JAMIE RUPPERT: I was always raised in a Democratic house. Both my parents voted Democrat for a long time. I voted Democrat for both elections for Obama.

BRADY: But this time, Jamie Rupert and Luzerne County changed and picked Republican Donald Trump instead. We'll get back to Jamie in a minute, but first a bit more about this place. While coal furnaces are still common, the industry is just a shadow of its former self. The deadly Knox Mine disaster in 1959 effectively put an end to large-scale coal mining here, and the community has never really recovered. The economy is a frequent topic on local talk radio.

(SOUNDBITE OF RADIO SHOW, "THE SUE HENRY SHOW")

UNIDENTIFIED MAN: She's like your own personal sounding board. It's "The Sue Henry Show" on WILK.
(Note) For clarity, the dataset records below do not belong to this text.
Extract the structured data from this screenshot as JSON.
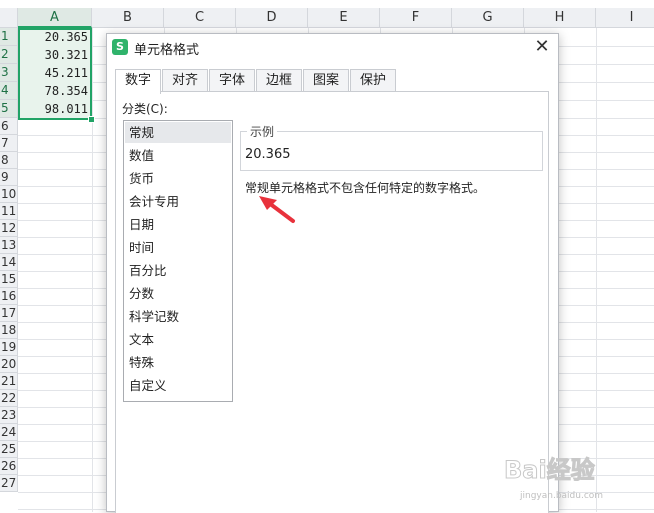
{
  "spreadsheet": {
    "columns": [
      "A",
      "B",
      "C",
      "D",
      "E",
      "F",
      "G",
      "H",
      "I"
    ],
    "rows": [
      "1",
      "2",
      "3",
      "4",
      "5",
      "6",
      "7",
      "8",
      "9",
      "10",
      "11",
      "12",
      "13",
      "14",
      "15",
      "16",
      "17",
      "18",
      "19",
      "20",
      "21",
      "22",
      "23",
      "24",
      "25",
      "26",
      "27"
    ],
    "active_column": "A",
    "cells": [
      "20.365",
      "30.321",
      "45.211",
      "78.354",
      "98.011"
    ]
  },
  "dialog": {
    "title": "单元格格式",
    "app_icon_text": "S",
    "close_symbol": "✕",
    "tabs": [
      "数字",
      "对齐",
      "字体",
      "边框",
      "图案",
      "保护"
    ],
    "active_tab": "数字",
    "category_label": "分类(C):",
    "categories": [
      "常规",
      "数值",
      "货币",
      "会计专用",
      "日期",
      "时间",
      "百分比",
      "分数",
      "科学记数",
      "文本",
      "特殊",
      "自定义"
    ],
    "selected_category": "常规",
    "sample_label": "示例",
    "sample_value": "20.365",
    "description": "常规单元格格式不包含任何特定的数字格式。"
  },
  "annotation": {
    "arrow_color": "#e8323c"
  },
  "watermark": {
    "text": "Bai经验",
    "sub": "jingyan.baidu.com"
  },
  "colors": {
    "accent": "#21a366",
    "header_bg": "#eef0f3"
  }
}
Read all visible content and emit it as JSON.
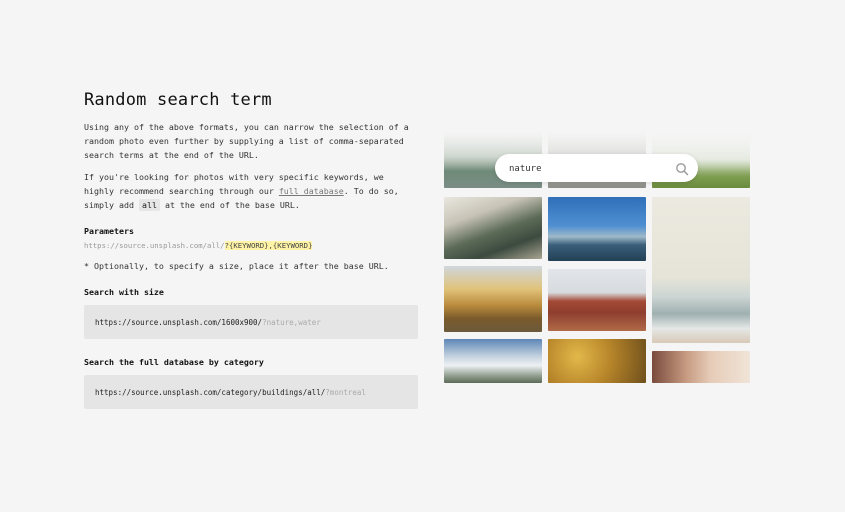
{
  "section": {
    "title": "Random search term",
    "paragraph1": "Using any of the above formats, you can narrow the selection of a random photo even further by supplying a list of comma-separated search terms at the end of the URL.",
    "paragraph2_part1": "If you're looking for photos with very specific keywords, we highly recommend searching through our ",
    "paragraph2_link": "full database",
    "paragraph2_part2": ". To do so, simply add ",
    "paragraph2_code": "all",
    "paragraph2_part3": " at the end of the base URL."
  },
  "parameters": {
    "heading": "Parameters",
    "base_url": "https://source.unsplash.com/all/",
    "keyword_template": "?{KEYWORD},{KEYWORD}",
    "note": "* Optionally, to specify a size, place it after the base URL."
  },
  "search_with_size": {
    "heading": "Search with size",
    "url_base": "https://source.unsplash.com/1600x900/",
    "url_query": "?nature,water"
  },
  "search_by_category": {
    "heading": "Search the full database by category",
    "url_base": "https://source.unsplash.com/category/buildings/all/",
    "url_query": "?montreal"
  },
  "demo_search": {
    "value": "nature",
    "icon": "search-icon"
  },
  "colors": {
    "background": "#f5f5f5",
    "code_background": "#e5e5e5",
    "keyword_highlight": "#fff3a6"
  }
}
BRADY: Sue Henry has hosted this program for 14 years and says Donald Trump struck a chord here.

SUE HENRY: Make America Great Again is a very simplistic slogan. But for people who for the last 10 years cannot cope with the condition of the country and the economics of the country and they want to make it like it was, that message has a very strong appeal.

BRADY: It's not just the coal industry's decline. There used to be garment factories in this part of Pennsylvania, too, but they relocated in search of cheaper, nonunion labor in the south. For people without college degrees, the options are limited, says Wilkes University political science professor Tom Baldino.

TOM BALDINO: Distribution center jobs and service sector kinds of jobs that typically pay right now in the 12, 13, 14, maybe $15-an-hour range. There's a sense in the area of what I would call low self-esteem. People don't think that there's much to offer here.

BRADY: A lot of Americans who voted for Hillary Clinton heard the slogan Make America Great Again and recalled the country's history of racism, gender inequality and opposition to LGBT rights. But many in Luzerne County, including Jamie Ruppert, heard that slogan and imagined the return of blue-collar jobs that pay enough to support a family. Still, Ruppert worries about that different view. She doesn't want to be seen as a racist or a homophobe.

JAMIE RUPPERT: I've always been for gay rights and always will be. And I - you know, everything that Trump says - I don't support everything that he says. But the majority of the things that he wanted to do, as far as tax cuts and helping the failing middle class, is what kind of got me behind him.

BRADY: That term - failing middle class - what does that mean to you?

JAMIE RUPPERT: It just seems like the middle class is gone. Either you have nothing, or you have everything. There is no in-between anymore.

BRADY: And Ruppert thinks Trump can help bring back that in-between. Asked what that would look like, she holds up a plastic container for toys. On the bottom, it says Made in USA. She says it would mean that her neighbors make more of the products she uses. Ruppert will be watching for those labels after Trump becomes president. Jeff Brady, NPR News. Transcript provided by NPR, Copyright NPR.